The Jerusalem church addresses false teaching (chapter 15); Paul’s second missionary journey (chapters 16 and 17).



Acts 15 introduces to us continuing controversy surrounding the salvation of the Gentiles.  When Paul and Barnabas return to Antioch of Syria they are met by some false teachers who are disputing with and convincing the newly saved Gentiles that they must be circumcised to be saved.  Indeed, circumcision was a significant symbolic act under the Old Testament law, but through the blood of Jesus Christ, the law had been satisfied and circumcision was no longer necessary (Galatians 5:6).  Paul, seeing the gospel in jeopardy, begins “no small dissension and disputation” (15:2) with these false teachers.  Finally, it is determined that this question must be addressed by the apostles in Jerusalem. 
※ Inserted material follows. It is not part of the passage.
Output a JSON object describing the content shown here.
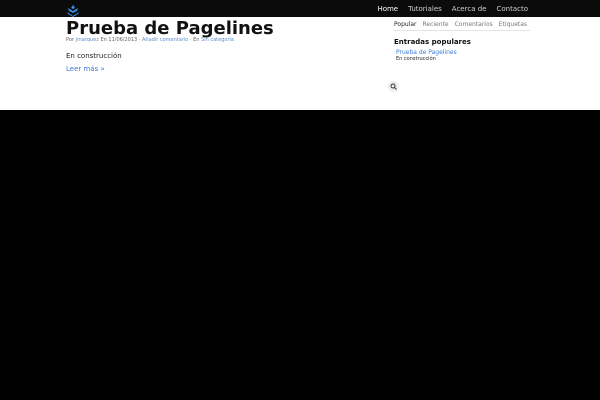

Peter weighs in with the point that whether Jew or Gentile all are saved by grace so “why tempt ye God, to put a yoke upon the neck of the disciples, which neither our fathers nor we were able to bear?” (15:10). James settles the dispute: “my sentence is, that we trouble not them, which from among the Gentiles are turned to God: But that we write unto them, that they abstain from pollutions of idols, and from fornication, and from things strangled, and from blood” (15:19, 20).  If the Gentiles are saved by grace, then why do they have to “abstain from meats offered to idols, and from blood, and from things strangled, and from fornication” (15:29) when none of those things is related to salvation or sanctification?  James answers the question in verse 21: “For Moses of old time hath in every city them that preach him, being read in the synagogues every sabbath day”.  These stipulations were placed upon the Gentiles in an effort to keep the door of faith open to the Jews.  Thi!

s is the same principle Paul followed in his ministry and described in 1 Corinthians 9:19-23 where he states, “unto the Jews I became as a Jew, that I might gain the Jews; to them that are under the law, as under the law, that I might gain them that are under the law . . . I am made all things to all men, that I might by all means save some.  And this I do for the gospel's sake”.  Paul, Barnabas, Judas and Silas deliver the letter to the church at Antioch and there is much rejoicing at the decision of the apostles.


In approximately 50 AD, Paul and Barnabas determine to revisit the cities where they had preached the gospel and planted churches, but they can’t agree on who should be their companions.  Even the heroes of our faith are carnal at times!  Barnabas takes his nephew, John Mark, who abandoned them on their first journey, and heads for Cyprus following the original route (15:39).  Paul selects Silas (also called Silvanus) and takes a new route through Syria and Cilicia (15:40, 41).


Chapter 16 opens with Paul and Silas arriving in the neighboring cities of Derbe and Lystra.  Paul is impressed by a young disciple named Timotheus (Timothy) who has a remarkable testimony in his hometown, Lystra and another city, Iconium (16:2).  Paul invites Timothy to join him and Silas on this second journey but determines that Timothy must first be circumcised since he is half Jewish (16:1,3).  Timothy was circumcised not as part of his salvation or sanctification, but in preparation for preaching the gospel to the Jews (I Corinthians 9:19-23).  After passing through Phrygia and Galatia (16:6), Paul’s team is “forbidden of the Holy Ghost” to go anywhere but Macedonia.  Once the team lands at Philippi, a chief city of Macedonia, we discover exactly why God wanted them there: He had arranged divine appointments with lost souls like Lydia and her family (16:14), a young girl possessed by a demon (16:16-18), the Philippian jailer and his family (16:30-34), Jews and Gentiles!

 in Thessalonica and Berea (17:1-4,10-12) and Dionysius, Damaris and others in Athens (17:34).  Proverbs 16:9 declares, “A man's heart deviseth his way: but the LORD directeth his steps”.  Paul’s heart was leading him to Asia and Bithynia, but God directed his steps to Macedonia.  Imagine the consequences if Paul had been stiffnecked, insisted upon his own plans and strategy, and forced his way into Asia and Bithynia and neglected Macedonia?  He would have missed God’s supernatural orchestration of events and those listed above may have entered eternity in the flames of hell.  Has God put obstacles, hindrances or roadblocks in the path of your plans?  Don’t be stiffnecked; trust the Lord.  Brethren, let the Lord direct your steps.